retinal layers

IMAGE BY RACHEL BISHOP, NEI

Researchers can get a much closer look at an image of potential retinal abnormality taken by slit lamp (left) by zooming in to look at the retinal layers with optical coherence tomography. These detailed images will help document changes to the eye over time.

 

NEI’s investigation is part of a larger study called PREVAIL III (Partnership for Research on Ebola Virus in Liberia) aimed at understanding the long-term health implications of Ebola virus disease among people who survived acute infection with the virus.

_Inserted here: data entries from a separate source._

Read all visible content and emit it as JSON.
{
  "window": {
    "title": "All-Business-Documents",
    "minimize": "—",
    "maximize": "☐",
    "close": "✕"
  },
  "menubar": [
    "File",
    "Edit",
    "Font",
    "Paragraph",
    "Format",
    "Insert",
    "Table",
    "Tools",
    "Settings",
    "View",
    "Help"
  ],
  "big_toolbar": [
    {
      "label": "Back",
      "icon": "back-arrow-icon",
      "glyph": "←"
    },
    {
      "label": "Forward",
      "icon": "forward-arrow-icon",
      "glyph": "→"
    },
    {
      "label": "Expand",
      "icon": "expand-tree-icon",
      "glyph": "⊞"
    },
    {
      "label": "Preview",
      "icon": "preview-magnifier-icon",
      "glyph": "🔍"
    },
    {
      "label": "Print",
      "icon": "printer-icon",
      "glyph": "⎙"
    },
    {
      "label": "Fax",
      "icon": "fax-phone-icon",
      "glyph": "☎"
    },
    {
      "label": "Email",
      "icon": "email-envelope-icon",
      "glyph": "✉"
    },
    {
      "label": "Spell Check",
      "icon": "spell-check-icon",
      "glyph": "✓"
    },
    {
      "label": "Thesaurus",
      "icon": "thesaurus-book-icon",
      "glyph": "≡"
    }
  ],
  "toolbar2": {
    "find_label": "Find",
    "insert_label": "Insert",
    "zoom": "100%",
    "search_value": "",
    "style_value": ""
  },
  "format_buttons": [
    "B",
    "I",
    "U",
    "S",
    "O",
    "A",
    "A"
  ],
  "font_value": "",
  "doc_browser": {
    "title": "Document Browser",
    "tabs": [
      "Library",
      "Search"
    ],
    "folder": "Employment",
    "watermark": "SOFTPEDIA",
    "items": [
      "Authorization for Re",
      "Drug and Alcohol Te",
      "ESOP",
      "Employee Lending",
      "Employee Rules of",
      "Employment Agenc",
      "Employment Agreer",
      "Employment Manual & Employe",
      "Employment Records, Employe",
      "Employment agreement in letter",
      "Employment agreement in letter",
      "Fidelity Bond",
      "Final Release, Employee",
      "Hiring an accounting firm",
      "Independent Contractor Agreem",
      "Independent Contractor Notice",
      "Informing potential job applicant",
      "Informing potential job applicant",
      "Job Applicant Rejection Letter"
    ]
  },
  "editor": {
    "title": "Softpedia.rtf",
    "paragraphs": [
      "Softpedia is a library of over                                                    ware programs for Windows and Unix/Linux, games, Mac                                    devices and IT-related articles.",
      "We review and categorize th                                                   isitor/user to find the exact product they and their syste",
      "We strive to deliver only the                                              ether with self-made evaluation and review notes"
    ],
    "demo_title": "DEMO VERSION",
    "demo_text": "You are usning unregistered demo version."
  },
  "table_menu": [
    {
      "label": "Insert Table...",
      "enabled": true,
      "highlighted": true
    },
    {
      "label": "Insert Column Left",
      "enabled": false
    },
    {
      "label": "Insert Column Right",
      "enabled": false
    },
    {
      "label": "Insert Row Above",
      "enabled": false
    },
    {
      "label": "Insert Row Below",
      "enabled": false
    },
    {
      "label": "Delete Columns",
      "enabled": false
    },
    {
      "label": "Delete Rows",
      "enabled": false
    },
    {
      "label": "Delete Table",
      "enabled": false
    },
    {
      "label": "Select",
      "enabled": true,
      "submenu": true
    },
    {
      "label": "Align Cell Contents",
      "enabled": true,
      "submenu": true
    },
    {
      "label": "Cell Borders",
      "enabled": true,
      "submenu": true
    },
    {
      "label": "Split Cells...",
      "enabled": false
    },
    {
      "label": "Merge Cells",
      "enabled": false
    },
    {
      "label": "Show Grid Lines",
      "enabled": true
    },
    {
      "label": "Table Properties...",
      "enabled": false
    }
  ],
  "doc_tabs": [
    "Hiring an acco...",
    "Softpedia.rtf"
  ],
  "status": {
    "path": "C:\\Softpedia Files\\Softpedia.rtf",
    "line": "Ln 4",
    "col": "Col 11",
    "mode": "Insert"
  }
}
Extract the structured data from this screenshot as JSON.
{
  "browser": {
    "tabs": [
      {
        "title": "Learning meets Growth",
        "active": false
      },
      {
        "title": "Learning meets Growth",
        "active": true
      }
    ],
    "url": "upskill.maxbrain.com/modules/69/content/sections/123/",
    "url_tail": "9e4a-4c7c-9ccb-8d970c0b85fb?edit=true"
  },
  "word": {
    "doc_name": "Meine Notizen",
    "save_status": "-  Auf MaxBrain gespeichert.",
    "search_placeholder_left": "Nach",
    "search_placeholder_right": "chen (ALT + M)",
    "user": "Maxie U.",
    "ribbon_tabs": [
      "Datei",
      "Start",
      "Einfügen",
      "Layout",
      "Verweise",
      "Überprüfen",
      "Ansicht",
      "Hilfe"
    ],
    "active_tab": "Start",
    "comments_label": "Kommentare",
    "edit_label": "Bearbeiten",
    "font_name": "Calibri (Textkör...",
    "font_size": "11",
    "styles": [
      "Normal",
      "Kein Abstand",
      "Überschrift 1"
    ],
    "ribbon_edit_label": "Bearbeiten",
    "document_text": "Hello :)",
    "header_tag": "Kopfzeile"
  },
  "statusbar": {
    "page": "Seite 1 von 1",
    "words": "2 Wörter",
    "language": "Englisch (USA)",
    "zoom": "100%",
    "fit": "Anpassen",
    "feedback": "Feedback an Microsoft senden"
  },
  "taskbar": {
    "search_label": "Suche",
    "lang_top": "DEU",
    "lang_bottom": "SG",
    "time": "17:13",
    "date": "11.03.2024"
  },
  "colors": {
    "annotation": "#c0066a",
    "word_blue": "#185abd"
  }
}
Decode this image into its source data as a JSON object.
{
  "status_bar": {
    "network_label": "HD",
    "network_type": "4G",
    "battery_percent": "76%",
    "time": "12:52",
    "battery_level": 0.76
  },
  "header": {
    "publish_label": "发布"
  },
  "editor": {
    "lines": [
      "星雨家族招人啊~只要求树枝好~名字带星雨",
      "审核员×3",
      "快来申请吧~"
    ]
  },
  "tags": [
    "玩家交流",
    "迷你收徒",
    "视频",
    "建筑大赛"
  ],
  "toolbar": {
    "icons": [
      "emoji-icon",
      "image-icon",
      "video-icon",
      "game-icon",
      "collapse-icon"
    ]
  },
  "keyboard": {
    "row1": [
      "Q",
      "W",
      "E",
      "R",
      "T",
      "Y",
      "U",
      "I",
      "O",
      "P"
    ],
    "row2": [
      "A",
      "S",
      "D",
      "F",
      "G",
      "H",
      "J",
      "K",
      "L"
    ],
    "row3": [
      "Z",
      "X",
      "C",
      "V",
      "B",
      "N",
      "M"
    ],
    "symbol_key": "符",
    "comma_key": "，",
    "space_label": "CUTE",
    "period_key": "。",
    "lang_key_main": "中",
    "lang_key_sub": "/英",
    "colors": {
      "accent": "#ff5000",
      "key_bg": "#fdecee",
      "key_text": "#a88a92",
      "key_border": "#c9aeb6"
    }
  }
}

Many of the survivors report a variety of ailments from headaches and tinnitus to joint and muscle pain, eye fatigue, and blurry vision.

Although physicians have some understanding about how to manage the infection during the acute phase, their strategies are experimental, and much is still unknown about the natural history of Ebola virus, including how it behaves in the eye and its long-term effects on ocular health and vision, said Rachel Bishop, chief of NEI’s Consult Services Section and part of the NIH team working in Liberia. She recently coauthored a Viewpoint essay on Ebola and the eye that was published online first in JAMA Ophthalmology (JAMA Ophthalmol DOI:10.1001/jamaophthalmol.2015.2400).

Ebola virus lingers in the eye after a person has recovered from the acute illness and the blood is virus-free, a fact that Bishop emphasizes does not put other people at risk of becoming infected because the virus is inside the eye, not on the surface. Nor is there any evidence that live virus is present in survivors’ tears. But transmission associated with the eye could be a potential concern in the future if eye surgery should be needed.

Based on reports from the 1990s, scientists anticipated that people who survived the latest Ebola epidemic would develop uveitis, an inflammatory eye disease. However, “at this point we don’t know the extent of the effect of Ebola on the eye,” said Bishop. “We’ve seen changes to nearly every part of the eye, and some survivors are having vision problems such as difficulty focusing and eye fatigue, the causes of which remain elusive.” Some Ebola survivors show signs of cognitive changes after the infection, which could also contribute to vision difficulties, she added.

The National Institute of Allergy and Infectious Diseases sponsors PREVAIL III in partnership with the Liberian Ministry of Health. The study will be conducted at multiple sites in Liberia. The plan is to enroll up to 7,500 people: 1,500 survivors and up to 6,000 of their close contacts to serve as a control group. The study will help determine whether survivors develop immunity from future Ebola infections, and it will assess the risk of transmitting the virus to close contacts and sexual partners. In addition to the eye, the virus persists in the testes, and semen can carry live virus months after recovery and clearance of the infection from the blood.

A floor of the John F. Kennedy Medical Center in Monrovia was renovated to establish medical facilities for PREVAIL III. Along with Allen Eghrari, from the Johns Hopkins University Wilmer Eye Institute (Baltimore), the NEI team oversaw the design of an eye clinic, which is outfitted with state-of-the-art diagnostic equipment that allows the investigators to document changes in the eye. The team will travel back to Liberia periodically and is assisted by a local eye-care team that includes nurses, technicians, and administrative support staff. Liberian ophthalmologists provide follow-up care for participants needing treatment.

“Despite the tragedy that the Liberians have endured, you get a sense of positive energy and liveliness, so it’s actually a happy place to work,” said Bishop. “It’s a true collaboration.”